Because the availability of this substantial piece of property gave Cherry Hill a chance to gain something that it never had and something that it longed for -- a downtown with a Main Street and livable surroundings incorporating a sensible balance of public and commercial space designed on a human scale that would perhaps even include recreational, cultural and artistic opportunities. And all this would be in one place on an exquisite piece of property close to everything.
The possibilities were nothing short of breathtaking. Susan Bass Levin (who was then Mayor of Cherry Hill) shared this vision of a new Town Center but realized the dream would take many years to come to fruition. As it was, Levin (who had already served several terms as mayor) moved on to become New Jersey's Commissioner of Community Affairs.
Along the way, real estate interests, planners, developers and others moved in to demolish what was left of the old race track and redevelop this invaluable parcel. And, good intentions or not, the grand concept was, bit by bit and year by year chipped away by zoners, planners and seemingly benign public officials. Today, we're left with what it has become -- a bunch of big box stores, glorified strip malls, parking lots, uninspired apartment buildings, track townhouses and condos all pretty much abutting one another and thrown together without any pleasing, clearly discernible sense of space or scale.
Take a drive through the complex and you will see what we mean. Just as it seems you're entering a quiet residential area you'll be confronted with a humongous Costco or a Trader Joe's or a Home Goods. In fact, the Trader Joe's, Home Goods and TJ Maxx (along with a Shake Shack) were plopped down in an area that had originally been set aside for residential units. And many residents most impacted by the change were never individually notified about the plans. But it hasn't ended there. Now, the only reasonably welcoming public plaza in the complex (along with park benches and a fountain) will be ripped up and become a through street leading to more apartments (alongside an Old Navy store) and a promised hotel with a rooftop bar. And this will send a big slash of traffic right through the center of everything.
And all this has been approved, over the years, by Cherry Hill Township's various zoning, planning and governing boards which are all under the control of one political party for the past 40 years. Furthermore, here's one of the saddest things: the property developers (Edgewood and JMP Holdings) are stealing stores from the nearby Cherry Hill Mall which has long been the jewel in Cherry Hill's crown. So, it's not even like they're bringing in that much that is new or innovative and they're leaving the mall to scamper for replacements at a time when shopping malls are struggling.
There is no park within Garden State Park. There are no passive recreation areas. A promised trackless trolley never materialized. There's no connection to NJ Transit's nearby train station.
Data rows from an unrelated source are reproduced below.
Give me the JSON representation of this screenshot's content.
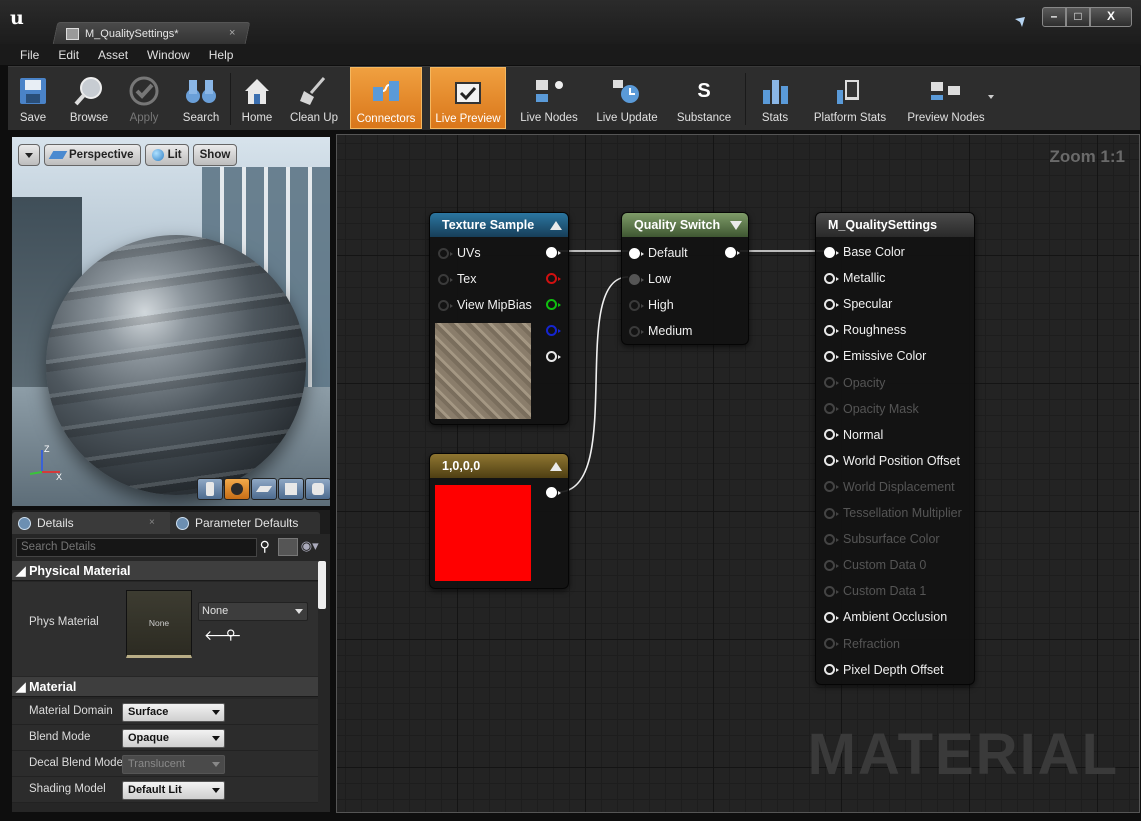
{
  "window": {
    "tab_title": "M_QualitySettings*",
    "tab_close": "×",
    "controls": {
      "minimize": "–",
      "maximize": "□",
      "close": "X"
    }
  },
  "menu": [
    "File",
    "Edit",
    "Asset",
    "Window",
    "Help"
  ],
  "toolbar": {
    "save": "Save",
    "browse": "Browse",
    "apply": "Apply",
    "search": "Search",
    "home": "Home",
    "clean_up": "Clean Up",
    "connectors": "Connectors",
    "live_preview": "Live Preview",
    "live_nodes": "Live Nodes",
    "live_update": "Live Update",
    "substance": "Substance",
    "substance_glyph": "S",
    "stats": "Stats",
    "platform_stats": "Platform Stats",
    "preview_nodes": "Preview Nodes",
    "accent_color": "#e8892a"
  },
  "viewport": {
    "perspective": "Perspective",
    "lit": "Lit",
    "show": "Show",
    "axis_z": "Z",
    "axis_x": "X"
  },
  "details": {
    "tab_details": "Details",
    "tab_params": "Parameter Defaults",
    "tab_close": "×",
    "search_placeholder": "Search Details",
    "physical_material_header": "◢ Physical Material",
    "phys_material_label": "Phys Material",
    "phys_thumb_text": "None",
    "phys_combo_value": "None",
    "material_header": "◢ Material",
    "properties": [
      {
        "label": "Material Domain",
        "value": "Surface",
        "enabled": true
      },
      {
        "label": "Blend Mode",
        "value": "Opaque",
        "enabled": true
      },
      {
        "label": "Decal Blend Mode",
        "value": "Translucent",
        "enabled": false
      },
      {
        "label": "Shading Model",
        "value": "Default Lit",
        "enabled": true
      }
    ]
  },
  "graph": {
    "zoom": "Zoom 1:1",
    "watermark": "MATERIAL",
    "texture_sample": {
      "title": "Texture Sample",
      "header_color": "#1f5b7e",
      "inputs": [
        "UVs",
        "Tex",
        "View MipBias"
      ]
    },
    "quality_switch": {
      "title": "Quality Switch",
      "header_color": "#57704a",
      "inputs": [
        "Default",
        "Low",
        "High",
        "Medium"
      ]
    },
    "constant": {
      "title": "1,0,0,0",
      "header_color": "#6f5a21",
      "swatch_color": "#ff0000"
    },
    "result": {
      "title": "M_QualitySettings",
      "header_color": "#3c3c3c",
      "inputs": [
        {
          "label": "Base Color",
          "enabled": true
        },
        {
          "label": "Metallic",
          "enabled": true
        },
        {
          "label": "Specular",
          "enabled": true
        },
        {
          "label": "Roughness",
          "enabled": true
        },
        {
          "label": "Emissive Color",
          "enabled": true
        },
        {
          "label": "Opacity",
          "enabled": false
        },
        {
          "label": "Opacity Mask",
          "enabled": false
        },
        {
          "label": "Normal",
          "enabled": true
        },
        {
          "label": "World Position Offset",
          "enabled": true
        },
        {
          "label": "World Displacement",
          "enabled": false
        },
        {
          "label": "Tessellation Multiplier",
          "enabled": false
        },
        {
          "label": "Subsurface Color",
          "enabled": false
        },
        {
          "label": "Custom Data 0",
          "enabled": false
        },
        {
          "label": "Custom Data 1",
          "enabled": false
        },
        {
          "label": "Ambient Occlusion",
          "enabled": true
        },
        {
          "label": "Refraction",
          "enabled": false
        },
        {
          "label": "Pixel Depth Offset",
          "enabled": true
        }
      ]
    }
  }
}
There are no cultural offerings -- no band shell or amphitheater. A planned police substation was scrapped. And it's not terribly pedestrian friendly. It's just mostly more stores, streets, traffic and multi-level housing.
Now, the Mayor and members of Township Council boast about all the new tax retables coming into the town and its impact on the town's coffers -- all this while surpluses keep climbing. But what good is it if dreary suburban sprawl continues to triumph even over the last best hope for some semblance of common sense?